So successful was this and other subsequent projects the Ecclesiastical Commission asked her to take over the management of a few properties in Southwark, which she did on the condition she could acquire a plot of land to turn into a garden dor local people.

This ‘Red Cross’ garden soon became a village in south London providing open-air festivals, a flower show, indoor entertainment, education and a library club.

More redevelopments followed in Lambeth and Walworth.

Tenants had to pay their rent on time or be evicted, this she argued fostered responsibility and respect for work turning the tenants into good citizens. To ensure they didn’t lose their home Octavia Hill organised employment opportunities.

Recognising her expertise the government of the day appointed her to the Roal Commission on the Poor Law.

In a refreshing change to today’s attitudes she became a founder member of the Charity Organisation Society which aimed to promote a rational approach to giving by distinguishing between the deserving and undeserving poor, and by stressing the significance of individual responsibility. Charity was to be a vehicle for encouraging self-help which would be given to the deserving poor only. For example, the COS would not endorse just giving out money but would give a sewing machine to enable someone to earn a living. Octavia stridently opposed relief to the able-bodied; she argued that giving money in this way would be of no long term benefit and, worse, would discourage the habit of thrift and saving for a ‘rainy day’. The poor needed to be taught self-control and foresight, not come to rely on handouts.

Octavia’s vision and work helped to open up a professional role for women at the end of the 19th and beginning of the 20th centuies. She recruited middle-class women as volunteer rent collectors, although they had a much wider role than that title suggests. Octavia trained them to assess the way tenants were living and to inspect their homes; in addition to this rent collecters were expected to set an example, these women were in effect prototype social workers who, through the act of rent collecting, gained access to the lives of the poor whom they met twice a week.

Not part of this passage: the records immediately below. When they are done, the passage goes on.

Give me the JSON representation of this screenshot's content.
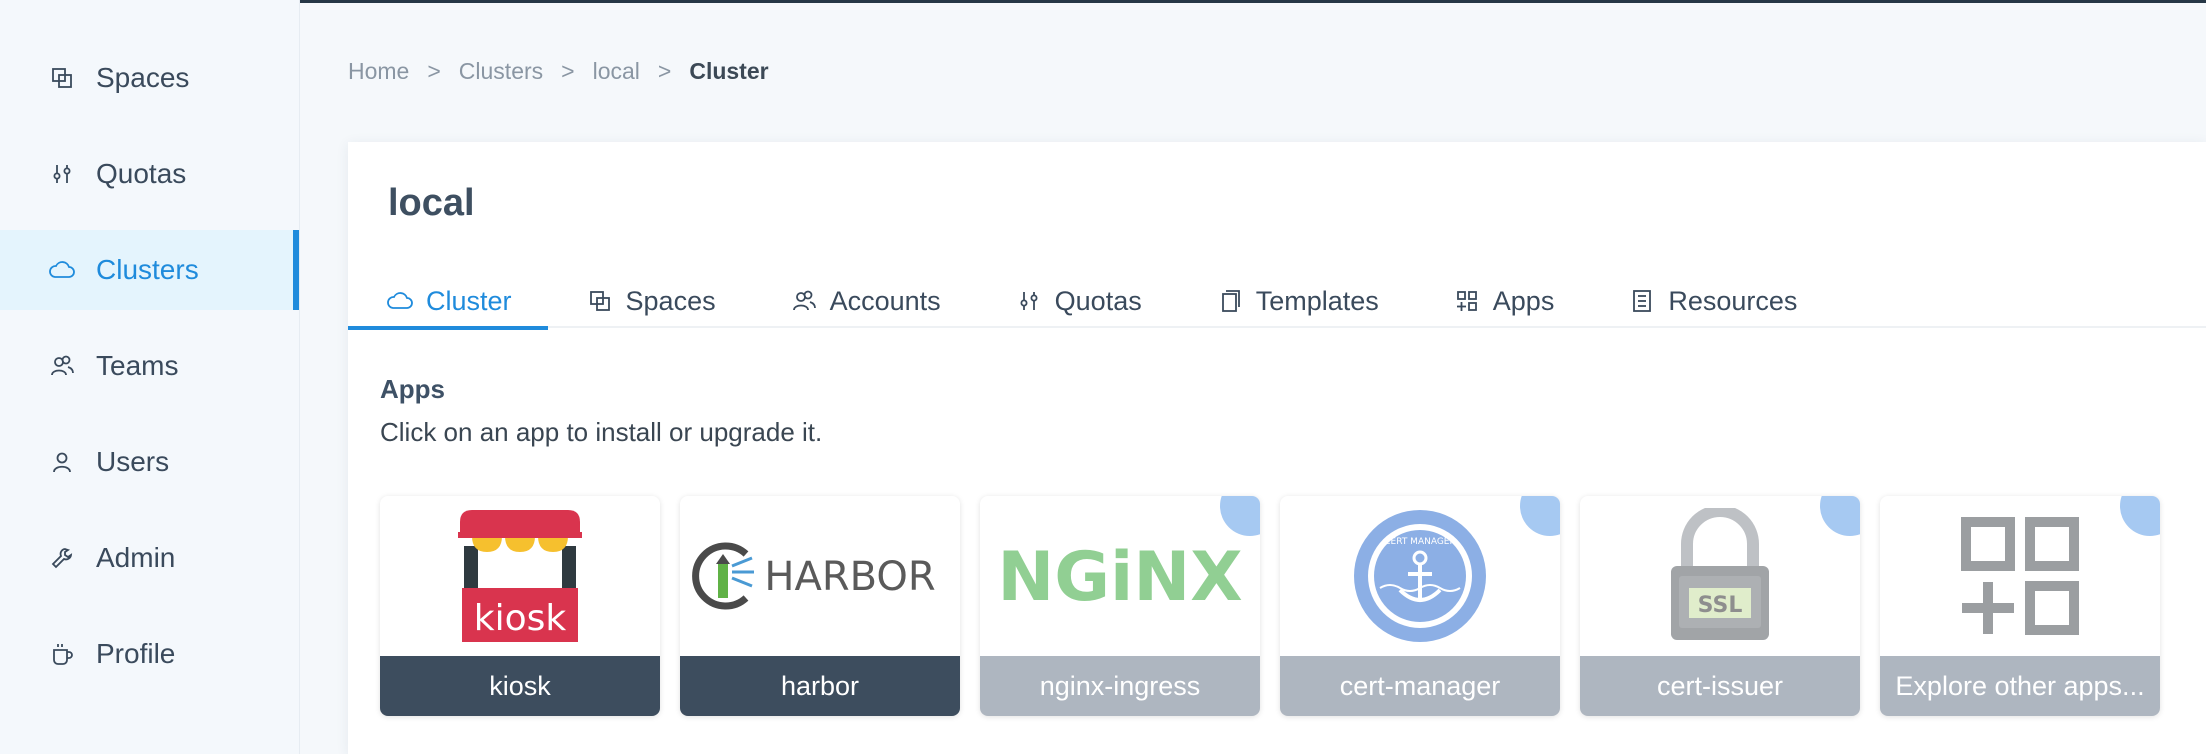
{
  "sidebar": {
    "items": [
      {
        "label": "Spaces",
        "icon": "spaces-icon"
      },
      {
        "label": "Quotas",
        "icon": "sliders-icon"
      },
      {
        "label": "Clusters",
        "icon": "cloud-icon",
        "active": true
      },
      {
        "label": "Teams",
        "icon": "team-icon"
      },
      {
        "label": "Users",
        "icon": "user-icon"
      },
      {
        "label": "Admin",
        "icon": "wrench-icon"
      },
      {
        "label": "Profile",
        "icon": "mug-icon"
      }
    ]
  },
  "breadcrumb": {
    "home": "Home",
    "clusters": "Clusters",
    "local": "local",
    "current": "Cluster",
    "sep": ">"
  },
  "card": {
    "title": "local",
    "tabs": [
      {
        "label": "Cluster",
        "icon": "cloud-icon"
      },
      {
        "label": "Spaces",
        "icon": "spaces-icon"
      },
      {
        "label": "Accounts",
        "icon": "accounts-icon"
      },
      {
        "label": "Quotas",
        "icon": "sliders-icon"
      },
      {
        "label": "Templates",
        "icon": "templates-icon"
      },
      {
        "label": "Apps",
        "icon": "apps-icon"
      },
      {
        "label": "Resources",
        "icon": "resources-icon"
      }
    ],
    "section_title": "Apps",
    "section_desc": "Click on an app to install or upgrade it.",
    "apps": [
      {
        "name": "kiosk",
        "logo_text": "kiosk",
        "status": "installed"
      },
      {
        "name": "harbor",
        "logo_text": "HARBOR",
        "status": "installed"
      },
      {
        "name": "nginx-ingress",
        "logo_text": "NGiNX",
        "status": "available"
      },
      {
        "name": "cert-manager",
        "logo_text": "CERT MANAGER",
        "status": "available"
      },
      {
        "name": "cert-issuer",
        "logo_text": "SSL",
        "status": "available"
      },
      {
        "name": "Explore other apps...",
        "status": "available"
      }
    ]
  },
  "colors": {
    "accent": "#1f8bdc",
    "installed_label": "#3d4d5e",
    "available_label": "#aeb6c0",
    "corner_badge": "#a6c9f2"
  }
}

Although Octavia Hill was overweight and didn’t suffer fools gladly she was a pioneer of ‘cultural philanthropy’ and was convinced that exposure to art and beauty could improve the life of the poor. She founded the Kyrle Society in 1875 which planted trees and flowers in urban areas and promoted aesthetics in the decoration and building of houses. This led to the formation of the Green Belt after the Second World War.

Octavia Hill argued strongly against government involvement in rectifying social problems: she resisted any participation of the State in providing welfare services and objected to council housing, school dinners and free health care.

But probably her biggest achievement was the National Trust which in addition to saving 350 houses from the Nation has preserved woodland and open spaces and over recent years acquired 720 miles of coastline protecting it from development.